What if I file Form I-131 to request an advance permission to travel for CNMI long-term residents document but don’t receive it and travel? 

If you leave the U.S. without the advance permission travel document then your status will be automatically terminated.

Is advance parole with Form I-131 eligible for a fee waiver?

At this time it is not eligible.

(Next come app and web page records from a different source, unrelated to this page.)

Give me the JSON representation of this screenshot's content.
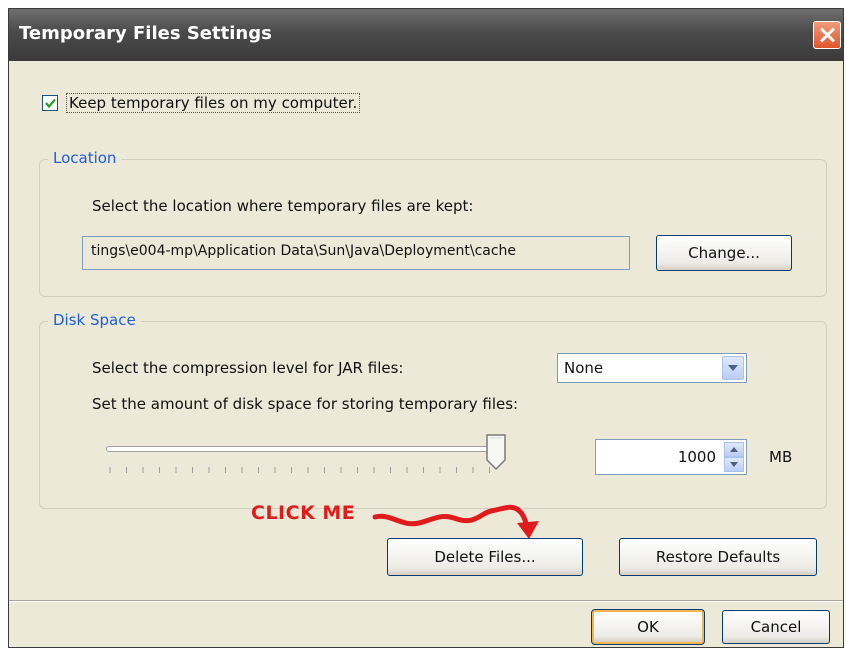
{
  "window": {
    "title": "Temporary Files Settings",
    "close_icon": "close-icon"
  },
  "keep_files": {
    "checked": true,
    "label": "Keep temporary files on my computer."
  },
  "location": {
    "group_title": "Location",
    "instruction": "Select the location where temporary files are kept:",
    "path": "tings\\e004-mp\\Application Data\\Sun\\Java\\Deployment\\cache",
    "change_label": "Change..."
  },
  "disk_space": {
    "group_title": "Disk Space",
    "compression_label": "Select the compression level for JAR files:",
    "compression_value": "None",
    "amount_label": "Set the amount of disk space for storing temporary files:",
    "amount_value": "1000",
    "unit": "MB",
    "slider_position": 1.0
  },
  "annotation": {
    "text": "CLICK ME",
    "color": "#e01b1b"
  },
  "actions": {
    "delete_label": "Delete Files...",
    "restore_label": "Restore Defaults"
  },
  "footer": {
    "ok_label": "OK",
    "cancel_label": "Cancel"
  },
  "colors": {
    "title_bar": "#4a4a4a",
    "group_title": "#1d5eda",
    "dialog_bg": "#ece9d8",
    "close": "#e0542a"
  }
}
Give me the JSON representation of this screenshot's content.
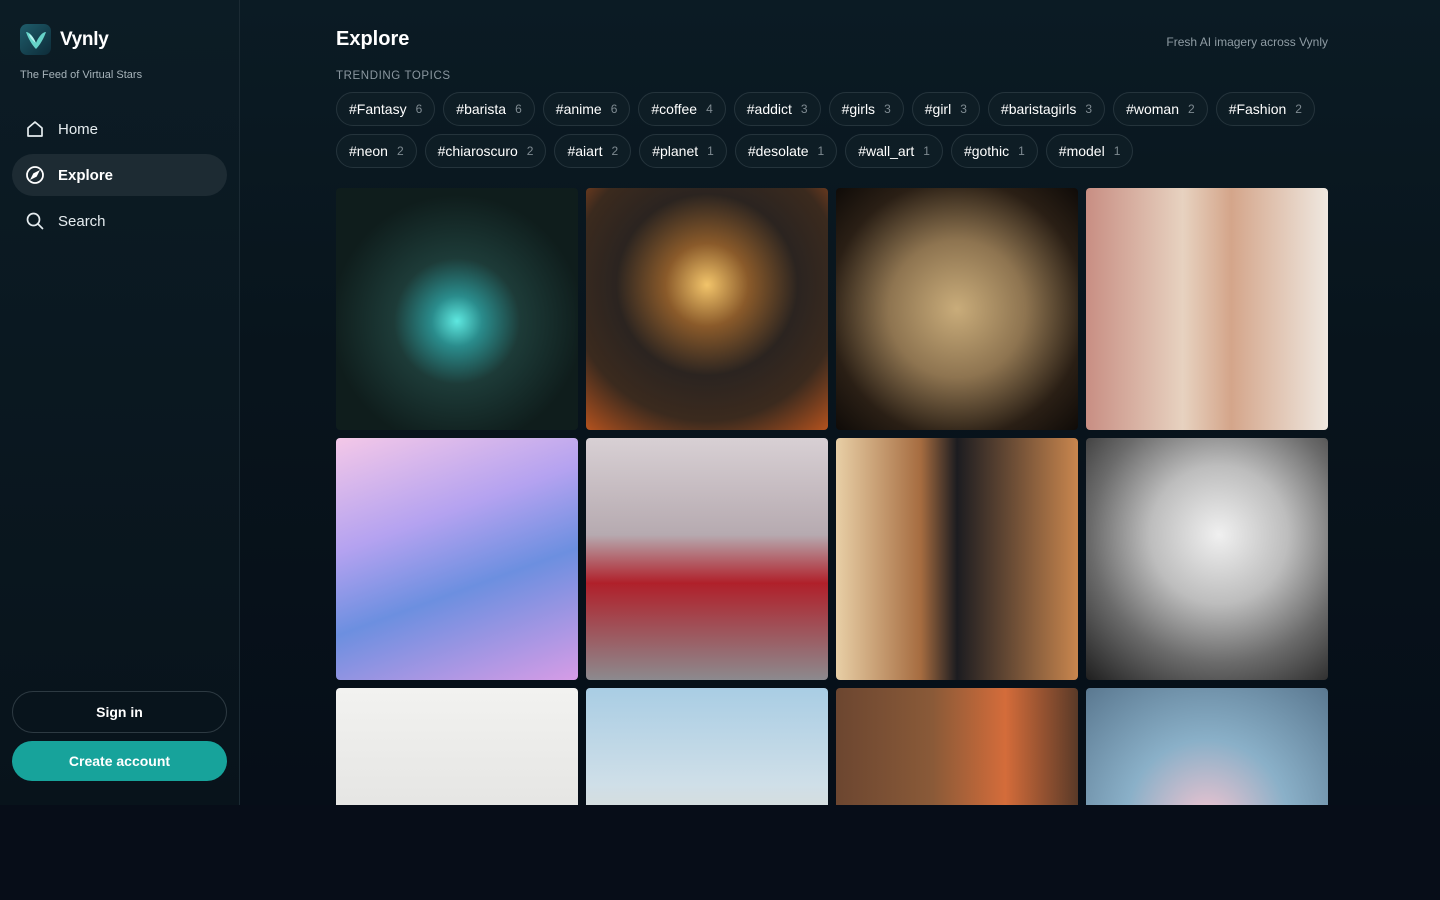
{
  "brand": {
    "name": "Vynly",
    "tagline": "The Feed of Virtual Stars"
  },
  "nav": [
    {
      "label": "Home",
      "icon": "home-icon"
    },
    {
      "label": "Explore",
      "icon": "compass-icon",
      "active": true
    },
    {
      "label": "Search",
      "icon": "search-icon"
    }
  ],
  "auth": {
    "signin": "Sign in",
    "create": "Create account"
  },
  "page": {
    "title": "Explore",
    "subtitle": "Fresh AI imagery across Vynly",
    "trending_label": "TRENDING TOPICS"
  },
  "tags_row1": [
    {
      "tag": "#Fantasy",
      "count": "6"
    },
    {
      "tag": "#barista",
      "count": "6"
    },
    {
      "tag": "#anime",
      "count": "6"
    },
    {
      "tag": "#coffee",
      "count": "4"
    },
    {
      "tag": "#addict",
      "count": "3"
    },
    {
      "tag": "#girls",
      "count": "3"
    },
    {
      "tag": "#girl",
      "count": "3"
    },
    {
      "tag": "#baristagirls",
      "count": "3"
    },
    {
      "tag": "#woman",
      "count": "2"
    },
    {
      "tag": "#Fashion",
      "count": "2"
    }
  ],
  "tags_row2": [
    {
      "tag": "#neon",
      "count": "2"
    },
    {
      "tag": "#chiaroscuro",
      "count": "2"
    },
    {
      "tag": "#aiart",
      "count": "2"
    },
    {
      "tag": "#planet",
      "count": "1"
    },
    {
      "tag": "#desolate",
      "count": "1"
    },
    {
      "tag": "#wall_art",
      "count": "1"
    },
    {
      "tag": "#gothic",
      "count": "1"
    },
    {
      "tag": "#model",
      "count": "1"
    }
  ],
  "colors": {
    "accent": "#17a39b",
    "background": "#070d18",
    "tag_bg": "#0e1d25"
  },
  "gallery": [
    {
      "name": "glowing-butterfly-mushroom-image",
      "g": "radial-gradient(circle at 50% 55%, #5ee8e0 0%, #2a8c8c 14%, #1d3b38 35%, #0f1d1c 70%)"
    },
    {
      "name": "winged-hooded-figure-image",
      "g": "radial-gradient(circle at 50% 40%, #f2c46a 0%, #8a5a2a 22%, #2b2420 48%, #3b2a1e 72%, #b4521e 100%)"
    },
    {
      "name": "gothic-butterfly-woman-image",
      "g": "radial-gradient(ellipse at 50% 50%, #c9ac7a 0%, #8e7450 40%, #2a1f15 75%, #0f0b08 100%)"
    },
    {
      "name": "blonde-woman-sunglasses-image",
      "g": "linear-gradient(90deg, #c88e83 0%, #e7d2c0 40%, #d4a58a 60%, #efe8e0 100%)"
    },
    {
      "name": "underwater-mermaid-image",
      "g": "linear-gradient(160deg, #f4c8e8 0%, #b4a2f0 35%, #6c8fe0 60%, #d69ce6 100%)"
    },
    {
      "name": "samurai-girl-red-image",
      "g": "linear-gradient(180deg, #d8d0d4 0%, #b6aab0 40%, #b0202a 60%, #8c8a8e 100%)"
    },
    {
      "name": "barista-anime-black-outfit-image",
      "g": "linear-gradient(90deg, #e8cfa6 0%, #a66c40 35%, #1c1c20 50%, #c9864e 100%)"
    },
    {
      "name": "hooded-woman-monochrome-image",
      "g": "radial-gradient(circle at 55% 40%, #f0f0f0 0%, #bdbdbd 35%, #6b6b6b 65%, #1f1f1f 100%)"
    },
    {
      "name": "armored-soldier-rifle-image",
      "g": "linear-gradient(180deg, #f2f2f0 0%, #e4e4e2 55%, #2a3030 56%, #2a3030 100%)"
    },
    {
      "name": "clay-character-planet-image",
      "g": "linear-gradient(180deg, #a9cde4 0%, #cfdfe8 40%, #e3d8c8 70%, #e6a055 100%)"
    },
    {
      "name": "two-anime-girls-cafe-image",
      "g": "linear-gradient(90deg, #6c4630 0%, #8a5a38 40%, #d46c3a 70%, #5a3a28 100%)"
    },
    {
      "name": "flower-face-image",
      "g": "radial-gradient(circle at 50% 55%, #f2c4d0 0%, #8ab0c8 45%, #5a7890 100%)"
    }
  ]
}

If, however, you have a pending adjustment of status application filed with Form I-485 (on or after July 30, 2007) and you paid that fee, then you can receive advance parole without needing to pay the additional I-131 fee.

What information do I need to detail on the advance parole request?

You need to provide all the standard biographic information as well as the reason for your travel, which country/countries you will visit and the reason for the advance parole request.

Am I guaranteed reentry into the U.S. after getting advance parole?

No, you are not guaranteed entry because Customs and Border Protection still needs to inspect everyone who enters the country and if they find you inadmissible under section INA 212(a) then they can deny your entry even with advance parole.

Can I get expedited processing for my advance parole application?

In some situations, you may be able to get expedited processing for your advance parole application. Situations include emergency humanitarian reasons, urgent financial hardship for an individual or company, etc. Consult your lawyer if you require expedited processing.

If I don’t have current lawful status in the U.S. can I get advance parole?

No, you need to have lawful U.S. status in order to be eligible for the advance parole permission to reenter the U.S. upon departing.

Are advance parole and a re-entry permit the same?

No, they are different. Advance parole is only for non-residence and comes as a document card which is valid for one or two years. Reentry permits are granted to U.S. residents (typically for two years) and look like a passport book.

If I have H-1B status and come back in to the United States with Parole can I extend my H-1B status? 

You are permitted to apply for an extension to your H-1B status if you resume working with your H-1B employer after reentering the county and do not work according to an Employment Work Document or with another employer.

How long can I stay out of the U.S. with my advance parole?

You can stay outside the U.S. for no longer than the duration of your advance parole card and these are typically valid for 1-2 years. Check your specific card for details.

If I have over a year of Unlawful Presence, should I still get Advance Parole? 

Yes, you should still apply for an advance parole document. If you travel outside of the United States with advance parole and in your past accumulated over a year or 180 days+ of unlawful presence you will still not trigger the three or ten-year bar of inadmissibility because it won’t count as a “departure” due to the AP.

Is it safe to travel on advance parole?

Yes, it is safe to use but if your green card is still pending, it is typically advised to avoid traveling unless it is an emergency or absolutely necessary.

Does my advance parole document replace my passport?

No, it does not replace your passport but it does act in lieu of a visa.

Who is eligible for advance parole?

Foreign nationals who have a pending adjustment of status application are eligible, as well as those under the Family Unity Program, foreign nationals who applied for asylum as well as Temporary Protected Status.

How long does it take to get approval and can advance parole be denied?

Yes, it can be denied and it can take 2-3 months or more to have your application processed due to COVID-related backlogs and delays.

How long is advance parole good for?

It is typically valid for one year and it can be used to enter the country multiple times. When it is presented upon entering the United States, it will be stamped.

What are the benefits of Advance Parole? 

One of the benefits is that it allows you to reenter the U.S. after traveling overseas without needing to go through the entire process of obtaining a visa. The second really important benefit is that it maintains your pending application with USCIS whether it is an adjustment of status application or other pending application.